» **Exercise aim**
Where a line below carries the word "this", include it in the count, then give the count alone.

[Data about app and page elements]
━━━
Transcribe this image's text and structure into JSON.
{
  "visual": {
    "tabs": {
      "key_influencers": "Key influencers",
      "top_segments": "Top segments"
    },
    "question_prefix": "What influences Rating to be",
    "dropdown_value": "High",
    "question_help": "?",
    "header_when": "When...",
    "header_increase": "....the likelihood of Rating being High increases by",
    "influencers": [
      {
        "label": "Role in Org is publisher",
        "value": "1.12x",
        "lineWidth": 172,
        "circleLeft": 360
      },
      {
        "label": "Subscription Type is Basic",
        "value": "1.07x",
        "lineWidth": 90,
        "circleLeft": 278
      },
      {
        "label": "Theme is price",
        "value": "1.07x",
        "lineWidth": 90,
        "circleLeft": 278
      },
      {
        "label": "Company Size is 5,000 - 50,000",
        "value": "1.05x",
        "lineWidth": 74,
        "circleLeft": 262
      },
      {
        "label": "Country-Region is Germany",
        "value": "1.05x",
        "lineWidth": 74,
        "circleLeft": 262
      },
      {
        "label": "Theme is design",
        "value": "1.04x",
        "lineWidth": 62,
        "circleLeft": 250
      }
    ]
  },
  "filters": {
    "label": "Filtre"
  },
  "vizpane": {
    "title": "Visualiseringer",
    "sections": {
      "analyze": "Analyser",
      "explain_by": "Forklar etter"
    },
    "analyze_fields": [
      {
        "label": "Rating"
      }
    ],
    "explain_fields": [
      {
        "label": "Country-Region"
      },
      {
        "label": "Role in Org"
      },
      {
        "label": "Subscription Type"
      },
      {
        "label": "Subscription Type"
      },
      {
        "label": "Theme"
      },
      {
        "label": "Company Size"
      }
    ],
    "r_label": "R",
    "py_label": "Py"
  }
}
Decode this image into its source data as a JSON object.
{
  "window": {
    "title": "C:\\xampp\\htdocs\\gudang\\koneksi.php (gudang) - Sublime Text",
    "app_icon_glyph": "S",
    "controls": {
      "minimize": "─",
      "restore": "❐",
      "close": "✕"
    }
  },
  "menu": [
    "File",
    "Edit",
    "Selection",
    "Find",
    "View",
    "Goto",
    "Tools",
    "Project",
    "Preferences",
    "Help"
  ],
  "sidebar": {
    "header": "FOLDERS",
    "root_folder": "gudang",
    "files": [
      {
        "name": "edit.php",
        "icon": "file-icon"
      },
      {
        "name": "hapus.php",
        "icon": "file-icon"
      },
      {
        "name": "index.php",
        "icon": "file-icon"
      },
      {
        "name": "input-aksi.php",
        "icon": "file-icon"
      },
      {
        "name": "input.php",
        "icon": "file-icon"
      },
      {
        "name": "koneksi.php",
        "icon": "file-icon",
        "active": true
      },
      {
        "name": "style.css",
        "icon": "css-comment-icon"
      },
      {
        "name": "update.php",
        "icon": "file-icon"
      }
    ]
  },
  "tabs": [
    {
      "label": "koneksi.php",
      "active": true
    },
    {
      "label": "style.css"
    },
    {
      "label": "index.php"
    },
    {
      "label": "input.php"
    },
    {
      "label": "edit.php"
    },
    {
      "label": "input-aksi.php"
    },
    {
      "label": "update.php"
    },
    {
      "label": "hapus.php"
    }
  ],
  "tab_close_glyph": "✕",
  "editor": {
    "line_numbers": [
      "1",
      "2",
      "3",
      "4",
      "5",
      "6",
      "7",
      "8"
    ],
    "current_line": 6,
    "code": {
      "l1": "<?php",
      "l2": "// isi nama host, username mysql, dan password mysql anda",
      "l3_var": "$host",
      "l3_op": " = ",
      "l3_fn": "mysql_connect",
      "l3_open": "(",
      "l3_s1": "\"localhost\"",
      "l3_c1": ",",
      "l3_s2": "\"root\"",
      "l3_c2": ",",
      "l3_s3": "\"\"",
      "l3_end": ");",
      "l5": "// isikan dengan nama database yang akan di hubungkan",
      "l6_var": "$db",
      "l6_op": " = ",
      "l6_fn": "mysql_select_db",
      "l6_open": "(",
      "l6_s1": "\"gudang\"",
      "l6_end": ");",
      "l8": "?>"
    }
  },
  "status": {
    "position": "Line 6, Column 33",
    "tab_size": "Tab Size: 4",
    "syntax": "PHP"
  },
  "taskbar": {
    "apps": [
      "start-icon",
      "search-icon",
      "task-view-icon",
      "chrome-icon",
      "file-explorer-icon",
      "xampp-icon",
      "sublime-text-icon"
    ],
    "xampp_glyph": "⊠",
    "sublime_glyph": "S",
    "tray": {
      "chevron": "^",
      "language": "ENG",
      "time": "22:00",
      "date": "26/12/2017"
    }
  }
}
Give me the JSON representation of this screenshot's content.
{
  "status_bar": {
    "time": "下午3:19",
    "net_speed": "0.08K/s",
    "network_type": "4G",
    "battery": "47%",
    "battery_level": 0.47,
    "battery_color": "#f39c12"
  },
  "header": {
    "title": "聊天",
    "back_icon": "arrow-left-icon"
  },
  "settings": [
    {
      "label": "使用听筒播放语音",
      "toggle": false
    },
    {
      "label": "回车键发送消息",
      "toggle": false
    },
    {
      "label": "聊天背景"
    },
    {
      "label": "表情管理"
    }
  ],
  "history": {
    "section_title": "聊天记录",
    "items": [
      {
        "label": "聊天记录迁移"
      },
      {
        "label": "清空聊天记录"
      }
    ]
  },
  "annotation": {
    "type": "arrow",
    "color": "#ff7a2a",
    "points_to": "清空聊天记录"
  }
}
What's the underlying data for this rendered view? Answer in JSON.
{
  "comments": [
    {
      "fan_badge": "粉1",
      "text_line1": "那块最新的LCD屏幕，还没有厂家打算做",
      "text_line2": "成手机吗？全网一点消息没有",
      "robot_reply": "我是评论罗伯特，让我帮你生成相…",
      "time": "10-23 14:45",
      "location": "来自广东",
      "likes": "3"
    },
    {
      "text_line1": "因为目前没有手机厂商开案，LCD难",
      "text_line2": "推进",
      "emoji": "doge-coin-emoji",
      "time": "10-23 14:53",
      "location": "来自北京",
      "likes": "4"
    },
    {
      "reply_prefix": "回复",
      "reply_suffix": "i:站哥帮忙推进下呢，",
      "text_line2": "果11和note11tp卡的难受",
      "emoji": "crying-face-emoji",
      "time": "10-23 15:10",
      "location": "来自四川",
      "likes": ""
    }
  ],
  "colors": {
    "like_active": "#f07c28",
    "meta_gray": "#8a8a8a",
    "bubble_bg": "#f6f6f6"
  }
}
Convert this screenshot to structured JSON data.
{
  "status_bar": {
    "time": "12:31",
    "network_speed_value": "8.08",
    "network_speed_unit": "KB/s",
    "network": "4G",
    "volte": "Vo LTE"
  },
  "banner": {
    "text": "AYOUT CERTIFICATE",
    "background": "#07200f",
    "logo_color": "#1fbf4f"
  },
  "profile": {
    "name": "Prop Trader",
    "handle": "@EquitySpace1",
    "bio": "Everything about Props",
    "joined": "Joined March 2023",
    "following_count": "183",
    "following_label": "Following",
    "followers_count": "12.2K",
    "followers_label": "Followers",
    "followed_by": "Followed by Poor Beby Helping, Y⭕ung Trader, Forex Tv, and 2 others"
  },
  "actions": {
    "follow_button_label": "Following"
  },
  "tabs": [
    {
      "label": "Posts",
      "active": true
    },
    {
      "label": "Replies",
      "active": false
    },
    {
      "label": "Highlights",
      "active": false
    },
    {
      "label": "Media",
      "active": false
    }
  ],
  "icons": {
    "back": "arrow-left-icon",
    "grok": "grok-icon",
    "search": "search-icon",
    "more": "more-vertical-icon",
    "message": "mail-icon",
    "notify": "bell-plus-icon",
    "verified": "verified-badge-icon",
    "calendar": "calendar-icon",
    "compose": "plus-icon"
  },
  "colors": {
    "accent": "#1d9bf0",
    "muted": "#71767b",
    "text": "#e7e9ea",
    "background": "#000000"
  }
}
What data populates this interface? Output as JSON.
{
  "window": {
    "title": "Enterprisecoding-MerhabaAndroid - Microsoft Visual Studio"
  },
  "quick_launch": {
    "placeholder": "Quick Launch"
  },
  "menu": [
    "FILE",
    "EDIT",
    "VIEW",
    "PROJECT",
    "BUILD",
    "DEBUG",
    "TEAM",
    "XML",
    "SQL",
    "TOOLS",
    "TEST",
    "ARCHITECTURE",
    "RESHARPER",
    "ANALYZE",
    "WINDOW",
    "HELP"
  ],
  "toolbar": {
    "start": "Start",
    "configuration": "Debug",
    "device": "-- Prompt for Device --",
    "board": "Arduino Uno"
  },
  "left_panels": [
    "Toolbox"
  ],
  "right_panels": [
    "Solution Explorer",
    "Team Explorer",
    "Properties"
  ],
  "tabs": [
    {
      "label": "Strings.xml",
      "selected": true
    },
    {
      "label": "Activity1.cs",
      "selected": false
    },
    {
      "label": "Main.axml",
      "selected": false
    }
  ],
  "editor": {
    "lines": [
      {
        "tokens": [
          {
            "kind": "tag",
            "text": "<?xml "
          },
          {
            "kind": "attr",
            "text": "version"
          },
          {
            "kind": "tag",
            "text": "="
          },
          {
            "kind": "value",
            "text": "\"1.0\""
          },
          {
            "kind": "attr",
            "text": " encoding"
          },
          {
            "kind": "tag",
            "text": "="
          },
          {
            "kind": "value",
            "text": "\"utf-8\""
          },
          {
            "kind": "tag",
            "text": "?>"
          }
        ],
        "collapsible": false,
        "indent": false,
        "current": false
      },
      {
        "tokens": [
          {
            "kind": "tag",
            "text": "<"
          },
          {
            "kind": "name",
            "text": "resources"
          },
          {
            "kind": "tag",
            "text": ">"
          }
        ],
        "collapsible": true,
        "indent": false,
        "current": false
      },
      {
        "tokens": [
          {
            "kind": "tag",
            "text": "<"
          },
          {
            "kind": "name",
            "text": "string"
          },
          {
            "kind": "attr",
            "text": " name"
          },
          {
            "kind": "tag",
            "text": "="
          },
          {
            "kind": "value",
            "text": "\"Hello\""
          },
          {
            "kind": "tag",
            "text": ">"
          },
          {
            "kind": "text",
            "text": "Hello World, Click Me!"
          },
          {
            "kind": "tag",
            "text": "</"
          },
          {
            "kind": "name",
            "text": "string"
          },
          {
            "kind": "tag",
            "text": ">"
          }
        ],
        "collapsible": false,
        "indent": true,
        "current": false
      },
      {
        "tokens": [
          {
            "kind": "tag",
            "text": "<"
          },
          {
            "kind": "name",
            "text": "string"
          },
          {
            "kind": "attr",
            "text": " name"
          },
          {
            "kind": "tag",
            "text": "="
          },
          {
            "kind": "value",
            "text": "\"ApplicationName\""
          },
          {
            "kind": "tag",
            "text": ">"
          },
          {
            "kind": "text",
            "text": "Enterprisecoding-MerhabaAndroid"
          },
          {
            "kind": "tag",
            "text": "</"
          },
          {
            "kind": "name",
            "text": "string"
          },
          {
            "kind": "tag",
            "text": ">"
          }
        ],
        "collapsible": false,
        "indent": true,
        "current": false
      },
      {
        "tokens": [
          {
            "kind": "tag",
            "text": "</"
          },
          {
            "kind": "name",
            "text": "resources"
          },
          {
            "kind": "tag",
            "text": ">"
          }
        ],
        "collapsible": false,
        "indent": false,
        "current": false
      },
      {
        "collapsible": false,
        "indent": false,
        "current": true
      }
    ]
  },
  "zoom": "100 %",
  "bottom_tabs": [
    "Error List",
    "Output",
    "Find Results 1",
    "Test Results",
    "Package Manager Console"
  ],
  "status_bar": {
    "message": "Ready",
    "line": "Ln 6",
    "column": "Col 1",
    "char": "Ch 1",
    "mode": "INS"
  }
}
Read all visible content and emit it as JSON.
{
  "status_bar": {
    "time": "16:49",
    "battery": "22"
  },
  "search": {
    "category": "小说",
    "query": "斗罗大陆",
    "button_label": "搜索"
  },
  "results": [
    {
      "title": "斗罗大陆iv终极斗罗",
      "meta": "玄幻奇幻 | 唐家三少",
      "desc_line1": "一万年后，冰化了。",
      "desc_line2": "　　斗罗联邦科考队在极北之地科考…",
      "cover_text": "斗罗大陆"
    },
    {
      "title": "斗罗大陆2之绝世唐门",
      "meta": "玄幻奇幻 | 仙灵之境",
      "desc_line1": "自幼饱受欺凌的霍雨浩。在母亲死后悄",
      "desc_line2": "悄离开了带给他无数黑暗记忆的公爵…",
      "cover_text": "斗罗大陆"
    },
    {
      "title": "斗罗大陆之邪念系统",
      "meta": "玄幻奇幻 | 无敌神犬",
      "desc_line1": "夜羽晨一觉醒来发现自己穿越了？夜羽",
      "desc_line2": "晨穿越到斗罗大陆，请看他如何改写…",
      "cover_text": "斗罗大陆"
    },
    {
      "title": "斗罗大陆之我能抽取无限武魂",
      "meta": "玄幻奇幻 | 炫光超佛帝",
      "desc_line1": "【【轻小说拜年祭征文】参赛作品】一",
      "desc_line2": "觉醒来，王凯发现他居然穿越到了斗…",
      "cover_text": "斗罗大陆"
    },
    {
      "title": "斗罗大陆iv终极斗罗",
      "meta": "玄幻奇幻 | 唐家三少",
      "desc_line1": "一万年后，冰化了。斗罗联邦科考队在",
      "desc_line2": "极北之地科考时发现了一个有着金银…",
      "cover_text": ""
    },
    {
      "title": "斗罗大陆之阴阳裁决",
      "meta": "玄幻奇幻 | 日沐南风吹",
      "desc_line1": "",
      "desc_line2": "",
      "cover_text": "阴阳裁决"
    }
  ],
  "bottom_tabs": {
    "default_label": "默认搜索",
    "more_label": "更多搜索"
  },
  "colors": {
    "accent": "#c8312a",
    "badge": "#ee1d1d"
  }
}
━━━
» **Answer**
6